• YOUR INSTRUCTIONS
I'd like the entries reproduced exactly, with the images omitted.

• Data records for software interfaces
----------

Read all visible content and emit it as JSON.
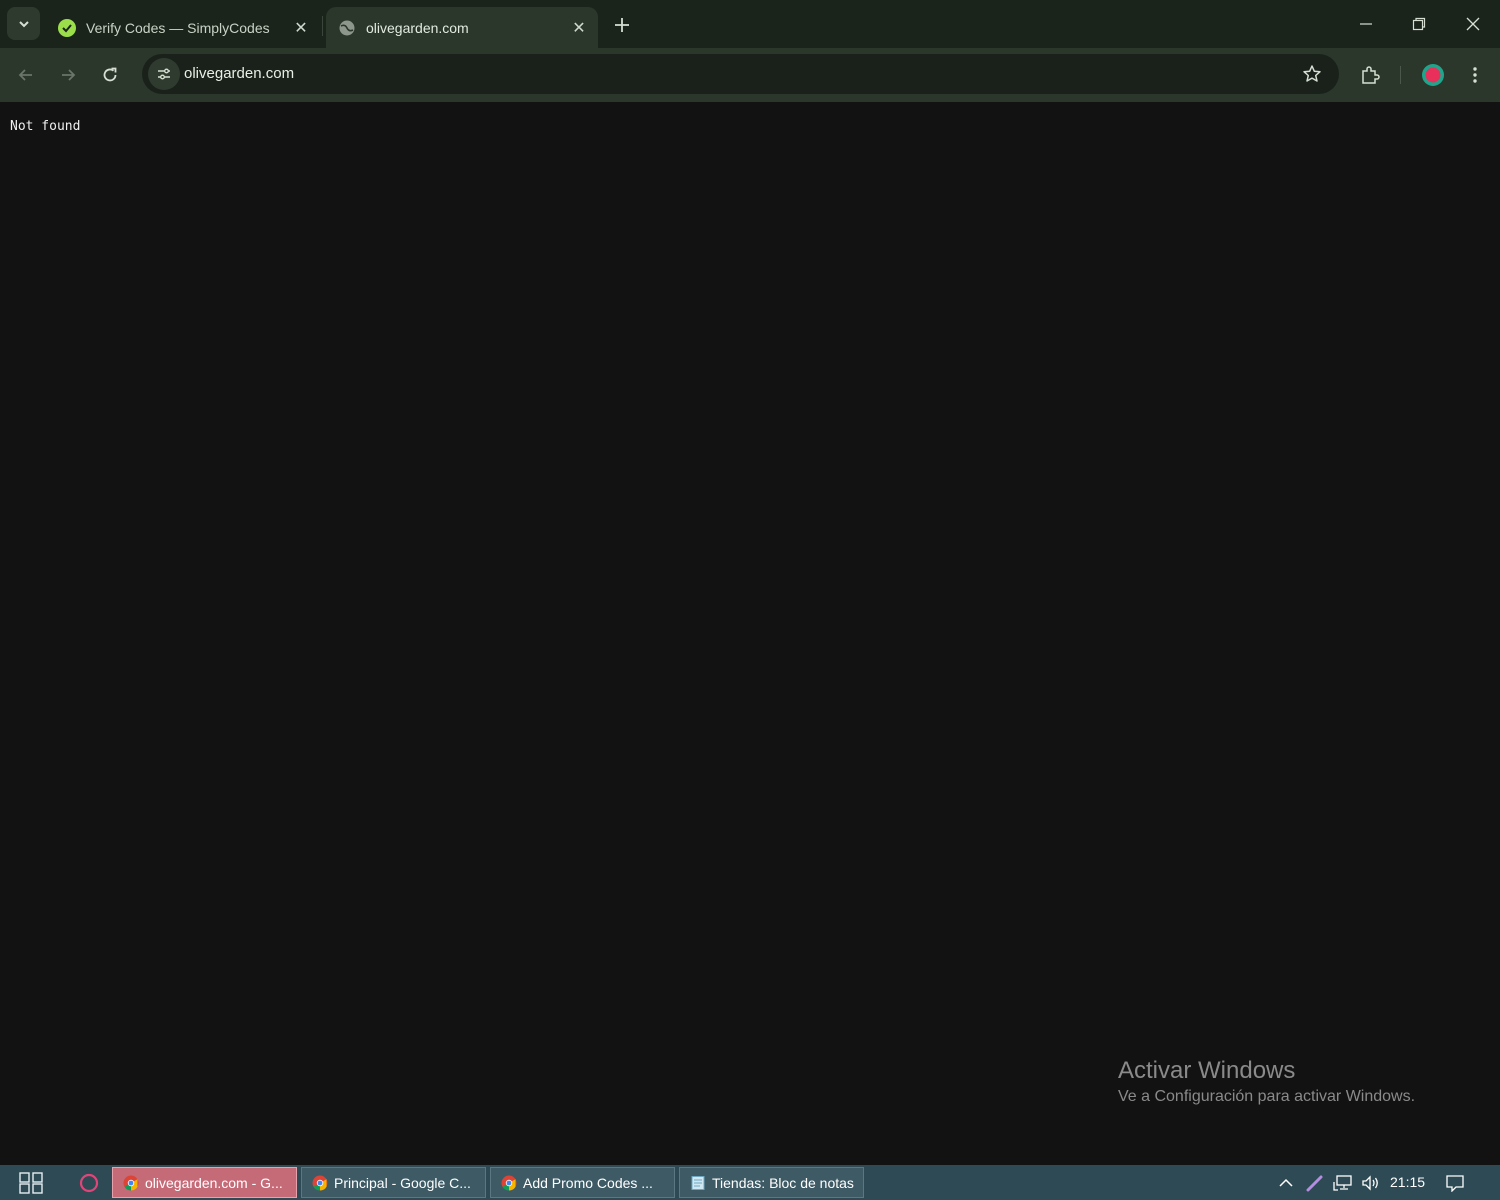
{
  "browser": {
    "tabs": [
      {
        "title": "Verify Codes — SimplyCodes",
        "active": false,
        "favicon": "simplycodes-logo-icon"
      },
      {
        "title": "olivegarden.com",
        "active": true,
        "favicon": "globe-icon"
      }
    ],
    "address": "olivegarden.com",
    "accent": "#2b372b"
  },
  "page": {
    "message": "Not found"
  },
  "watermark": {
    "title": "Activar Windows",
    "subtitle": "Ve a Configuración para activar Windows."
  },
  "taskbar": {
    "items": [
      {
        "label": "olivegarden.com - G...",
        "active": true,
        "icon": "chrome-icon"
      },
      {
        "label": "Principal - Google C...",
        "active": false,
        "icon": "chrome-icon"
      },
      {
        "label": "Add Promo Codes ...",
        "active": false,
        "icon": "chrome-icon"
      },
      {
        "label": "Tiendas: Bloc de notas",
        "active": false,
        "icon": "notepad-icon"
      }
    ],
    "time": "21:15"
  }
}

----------

• EXERCISE RESULT
Read all visible content and emit it as JSON.
{
  "browser": {
    "tabs": [
      {
        "title": "Verify Codes — SimplyCodes",
        "active": false,
        "favicon": "simplycodes-logo-icon"
      },
      {
        "title": "olivegarden.com",
        "active": true,
        "favicon": "globe-icon"
      }
    ],
    "address": "olivegarden.com",
    "accent": "#2b372b"
  },
  "page": {
    "message": "Not found"
  },
  "watermark": {
    "title": "Activar Windows",
    "subtitle": "Ve a Configuración para activar Windows."
  },
  "taskbar": {
    "items": [
      {
        "label": "olivegarden.com - G...",
        "active": true,
        "icon": "chrome-icon"
      },
      {
        "label": "Principal - Google C...",
        "active": false,
        "icon": "chrome-icon"
      },
      {
        "label": "Add Promo Codes ...",
        "active": false,
        "icon": "chrome-icon"
      },
      {
        "label": "Tiendas: Bloc de notas",
        "active": false,
        "icon": "notepad-icon"
      }
    ],
    "time": "21:15"
  }
}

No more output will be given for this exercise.